(Interface dataset entries)
========
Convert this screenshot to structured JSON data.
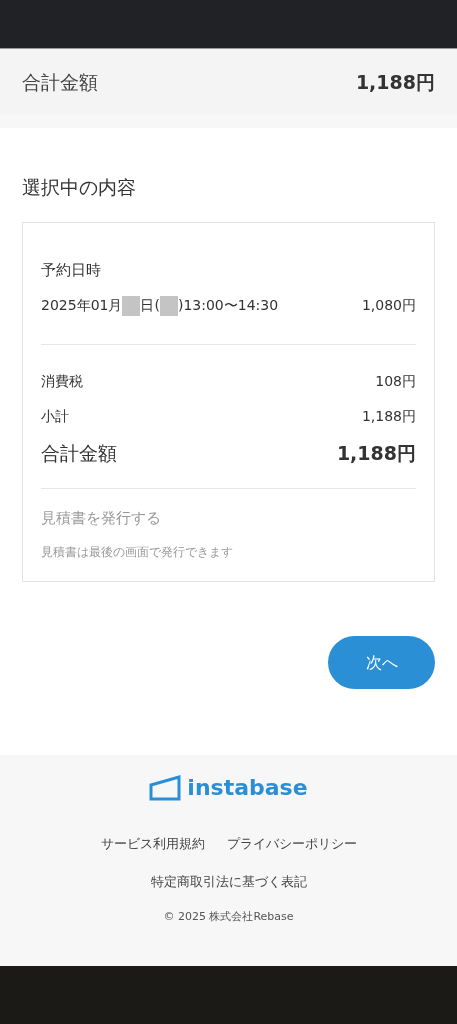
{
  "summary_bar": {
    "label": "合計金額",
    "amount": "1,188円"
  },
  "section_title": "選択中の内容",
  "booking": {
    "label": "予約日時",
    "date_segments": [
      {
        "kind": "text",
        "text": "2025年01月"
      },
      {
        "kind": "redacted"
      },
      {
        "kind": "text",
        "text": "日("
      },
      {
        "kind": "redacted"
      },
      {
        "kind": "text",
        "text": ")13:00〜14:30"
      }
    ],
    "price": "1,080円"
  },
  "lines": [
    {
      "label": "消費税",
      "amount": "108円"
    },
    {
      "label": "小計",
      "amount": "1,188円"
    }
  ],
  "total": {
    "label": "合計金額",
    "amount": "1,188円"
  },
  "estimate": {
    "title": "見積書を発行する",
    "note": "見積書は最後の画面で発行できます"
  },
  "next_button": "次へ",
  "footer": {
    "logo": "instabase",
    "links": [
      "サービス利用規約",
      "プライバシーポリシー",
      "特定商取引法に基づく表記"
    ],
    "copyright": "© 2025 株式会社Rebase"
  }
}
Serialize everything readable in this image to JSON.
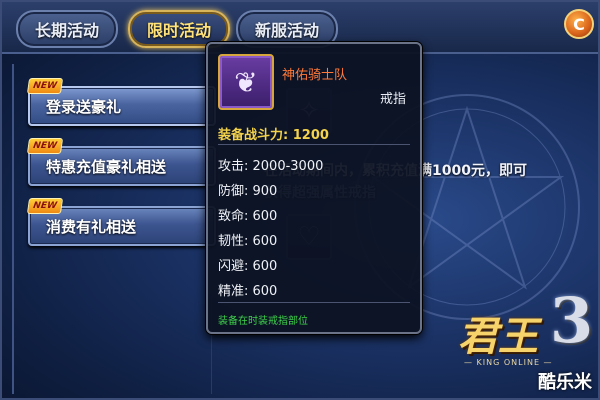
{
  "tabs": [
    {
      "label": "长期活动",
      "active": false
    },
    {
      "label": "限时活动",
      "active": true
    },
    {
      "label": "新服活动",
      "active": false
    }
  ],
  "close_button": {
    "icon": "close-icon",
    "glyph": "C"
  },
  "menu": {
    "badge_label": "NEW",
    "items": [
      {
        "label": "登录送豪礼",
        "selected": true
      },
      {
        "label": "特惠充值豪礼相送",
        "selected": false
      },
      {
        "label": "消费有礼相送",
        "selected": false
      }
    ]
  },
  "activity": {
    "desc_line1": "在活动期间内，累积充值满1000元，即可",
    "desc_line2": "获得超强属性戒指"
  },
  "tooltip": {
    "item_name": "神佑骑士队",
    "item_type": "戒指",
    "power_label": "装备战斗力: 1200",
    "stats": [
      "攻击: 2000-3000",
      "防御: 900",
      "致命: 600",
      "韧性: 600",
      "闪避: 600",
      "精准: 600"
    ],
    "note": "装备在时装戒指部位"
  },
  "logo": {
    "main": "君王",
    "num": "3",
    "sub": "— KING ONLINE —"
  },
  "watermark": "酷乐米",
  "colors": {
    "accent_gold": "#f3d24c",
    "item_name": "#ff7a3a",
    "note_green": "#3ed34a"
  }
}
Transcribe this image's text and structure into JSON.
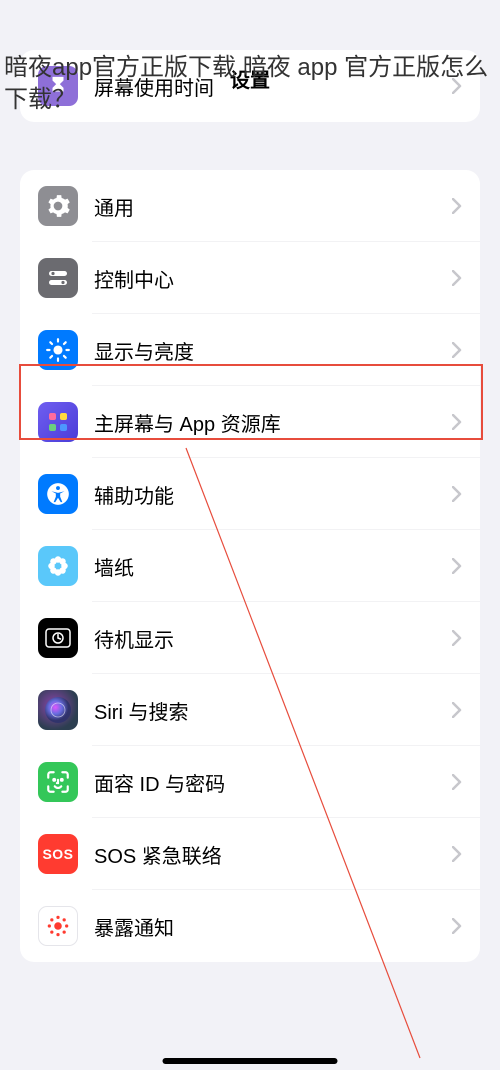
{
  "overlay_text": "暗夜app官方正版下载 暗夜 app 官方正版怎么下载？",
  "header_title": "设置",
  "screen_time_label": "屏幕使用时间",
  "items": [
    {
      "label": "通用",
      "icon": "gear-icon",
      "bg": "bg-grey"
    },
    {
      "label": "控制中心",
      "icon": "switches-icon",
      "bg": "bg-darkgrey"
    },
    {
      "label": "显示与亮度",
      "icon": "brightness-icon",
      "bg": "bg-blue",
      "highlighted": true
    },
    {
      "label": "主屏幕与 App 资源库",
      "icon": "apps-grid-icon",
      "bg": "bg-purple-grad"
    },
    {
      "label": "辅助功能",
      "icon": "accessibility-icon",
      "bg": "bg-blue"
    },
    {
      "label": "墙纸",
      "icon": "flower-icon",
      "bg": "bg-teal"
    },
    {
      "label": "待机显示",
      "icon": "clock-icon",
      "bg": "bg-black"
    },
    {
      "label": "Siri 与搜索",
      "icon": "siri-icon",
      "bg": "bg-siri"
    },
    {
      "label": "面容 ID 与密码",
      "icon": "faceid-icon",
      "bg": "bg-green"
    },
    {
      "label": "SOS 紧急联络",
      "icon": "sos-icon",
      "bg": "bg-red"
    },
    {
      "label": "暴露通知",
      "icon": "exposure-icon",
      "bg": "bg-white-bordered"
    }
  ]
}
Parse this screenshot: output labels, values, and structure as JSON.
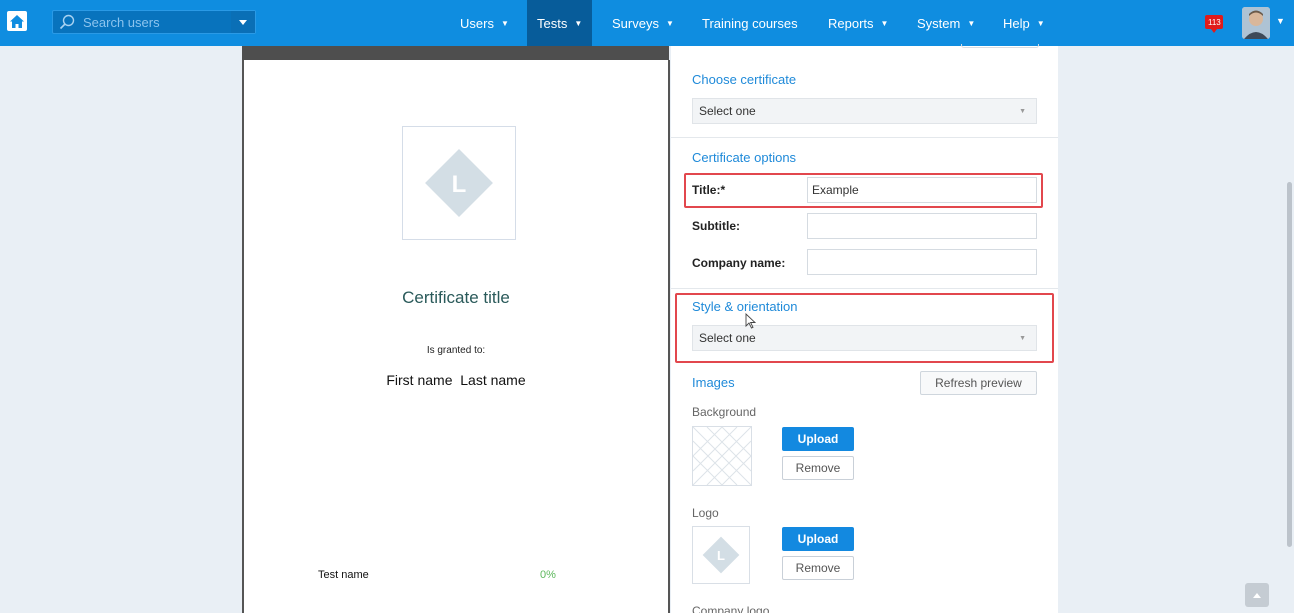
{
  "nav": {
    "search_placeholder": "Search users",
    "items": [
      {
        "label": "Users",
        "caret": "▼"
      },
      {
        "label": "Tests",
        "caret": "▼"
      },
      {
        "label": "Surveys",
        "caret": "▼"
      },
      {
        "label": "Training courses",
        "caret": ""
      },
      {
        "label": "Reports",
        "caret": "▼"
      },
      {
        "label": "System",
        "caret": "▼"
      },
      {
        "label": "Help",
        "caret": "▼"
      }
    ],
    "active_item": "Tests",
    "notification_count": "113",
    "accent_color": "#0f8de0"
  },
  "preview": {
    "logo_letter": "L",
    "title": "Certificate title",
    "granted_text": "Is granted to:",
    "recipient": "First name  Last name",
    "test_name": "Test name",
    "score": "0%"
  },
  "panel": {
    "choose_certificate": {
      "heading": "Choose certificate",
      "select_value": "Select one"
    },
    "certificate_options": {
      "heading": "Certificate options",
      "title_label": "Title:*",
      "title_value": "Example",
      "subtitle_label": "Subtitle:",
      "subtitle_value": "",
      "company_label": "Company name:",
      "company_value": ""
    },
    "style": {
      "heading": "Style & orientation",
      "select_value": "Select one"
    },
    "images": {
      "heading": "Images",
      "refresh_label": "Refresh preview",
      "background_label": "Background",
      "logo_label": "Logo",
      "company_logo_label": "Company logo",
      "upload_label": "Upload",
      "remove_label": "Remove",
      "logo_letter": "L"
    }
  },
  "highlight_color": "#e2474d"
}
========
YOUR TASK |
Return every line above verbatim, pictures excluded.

FINISHED EXERCISE |
Convert this screenshot to structured JSON data.
{
  "summary_bar": {
    "label": "合計金額",
    "amount": "1,188円"
  },
  "section_title": "選択中の内容",
  "booking": {
    "label": "予約日時",
    "date_segments": [
      {
        "kind": "text",
        "text": "2025年01月"
      },
      {
        "kind": "redacted"
      },
      {
        "kind": "text",
        "text": "日("
      },
      {
        "kind": "redacted"
      },
      {
        "kind": "text",
        "text": ")13:00〜14:30"
      }
    ],
    "price": "1,080円"
  },
  "lines": [
    {
      "label": "消費税",
      "amount": "108円"
    },
    {
      "label": "小計",
      "amount": "1,188円"
    }
  ],
  "total": {
    "label": "合計金額",
    "amount": "1,188円"
  },
  "estimate": {
    "title": "見積書を発行する",
    "note": "見積書は最後の画面で発行できます"
  },
  "next_button": "次へ",
  "footer": {
    "logo": "instabase",
    "links": [
      "サービス利用規約",
      "プライバシーポリシー",
      "特定商取引法に基づく表記"
    ],
    "copyright": "© 2025 株式会社Rebase"
  }
}
Serialize everything readable in this image to JSON.
{
  "tabs": [
    {
      "label": "长期活动",
      "active": false
    },
    {
      "label": "限时活动",
      "active": true
    },
    {
      "label": "新服活动",
      "active": false
    }
  ],
  "close_button": {
    "icon": "close-icon",
    "glyph": "C"
  },
  "menu": {
    "badge_label": "NEW",
    "items": [
      {
        "label": "登录送豪礼",
        "selected": true
      },
      {
        "label": "特惠充值豪礼相送",
        "selected": false
      },
      {
        "label": "消费有礼相送",
        "selected": false
      }
    ]
  },
  "activity": {
    "desc_line1": "在活动期间内，累积充值满1000元，即可",
    "desc_line2": "获得超强属性戒指"
  },
  "tooltip": {
    "item_name": "神佑骑士队",
    "item_type": "戒指",
    "power_label": "装备战斗力: 1200",
    "stats": [
      "攻击: 2000-3000",
      "防御: 900",
      "致命: 600",
      "韧性: 600",
      "闪避: 600",
      "精准: 600"
    ],
    "note": "装备在时装戒指部位"
  },
  "logo": {
    "main": "君王",
    "num": "3",
    "sub": "— KING ONLINE —"
  },
  "watermark": "酷乐米",
  "colors": {
    "accent_gold": "#f3d24c",
    "item_name": "#ff7a3a",
    "note_green": "#3ed34a"
  }
}
Transcribe this image's text and structure into JSON.
{
  "overlay_text": "暗夜app官方正版下载 暗夜 app 官方正版怎么下载？",
  "header_title": "设置",
  "screen_time_label": "屏幕使用时间",
  "items": [
    {
      "label": "通用",
      "icon": "gear-icon",
      "bg": "bg-grey"
    },
    {
      "label": "控制中心",
      "icon": "switches-icon",
      "bg": "bg-darkgrey"
    },
    {
      "label": "显示与亮度",
      "icon": "brightness-icon",
      "bg": "bg-blue",
      "highlighted": true
    },
    {
      "label": "主屏幕与 App 资源库",
      "icon": "apps-grid-icon",
      "bg": "bg-purple-grad"
    },
    {
      "label": "辅助功能",
      "icon": "accessibility-icon",
      "bg": "bg-blue"
    },
    {
      "label": "墙纸",
      "icon": "flower-icon",
      "bg": "bg-teal"
    },
    {
      "label": "待机显示",
      "icon": "clock-icon",
      "bg": "bg-black"
    },
    {
      "label": "Siri 与搜索",
      "icon": "siri-icon",
      "bg": "bg-siri"
    },
    {
      "label": "面容 ID 与密码",
      "icon": "faceid-icon",
      "bg": "bg-green"
    },
    {
      "label": "SOS 紧急联络",
      "icon": "sos-icon",
      "bg": "bg-red"
    },
    {
      "label": "暴露通知",
      "icon": "exposure-icon",
      "bg": "bg-white-bordered"
    }
  ]
}
Parse this screenshot: output labels, values, and structure as JSON.
{
  "nav": {
    "search_placeholder": "Search users",
    "items": [
      {
        "label": "Users",
        "caret": "▼"
      },
      {
        "label": "Tests",
        "caret": "▼"
      },
      {
        "label": "Surveys",
        "caret": "▼"
      },
      {
        "label": "Training courses",
        "caret": ""
      },
      {
        "label": "Reports",
        "caret": "▼"
      },
      {
        "label": "System",
        "caret": "▼"
      },
      {
        "label": "Help",
        "caret": "▼"
      }
    ],
    "active_item": "Tests",
    "notification_count": "113",
    "accent_color": "#0f8de0"
  },
  "preview": {
    "logo_letter": "L",
    "title": "Certificate title",
    "granted_text": "Is granted to:",
    "recipient": "First name  Last name",
    "test_name": "Test name",
    "score": "0%"
  },
  "panel": {
    "choose_certificate": {
      "heading": "Choose certificate",
      "select_value": "Select one"
    },
    "certificate_options": {
      "heading": "Certificate options",
      "title_label": "Title:*",
      "title_value": "Example",
      "subtitle_label": "Subtitle:",
      "subtitle_value": "",
      "company_label": "Company name:",
      "company_value": ""
    },
    "style": {
      "heading": "Style & orientation",
      "select_value": "Select one"
    },
    "images": {
      "heading": "Images",
      "refresh_label": "Refresh preview",
      "background_label": "Background",
      "logo_label": "Logo",
      "company_logo_label": "Company logo",
      "upload_label": "Upload",
      "remove_label": "Remove",
      "logo_letter": "L"
    }
  },
  "highlight_color": "#e2474d"
}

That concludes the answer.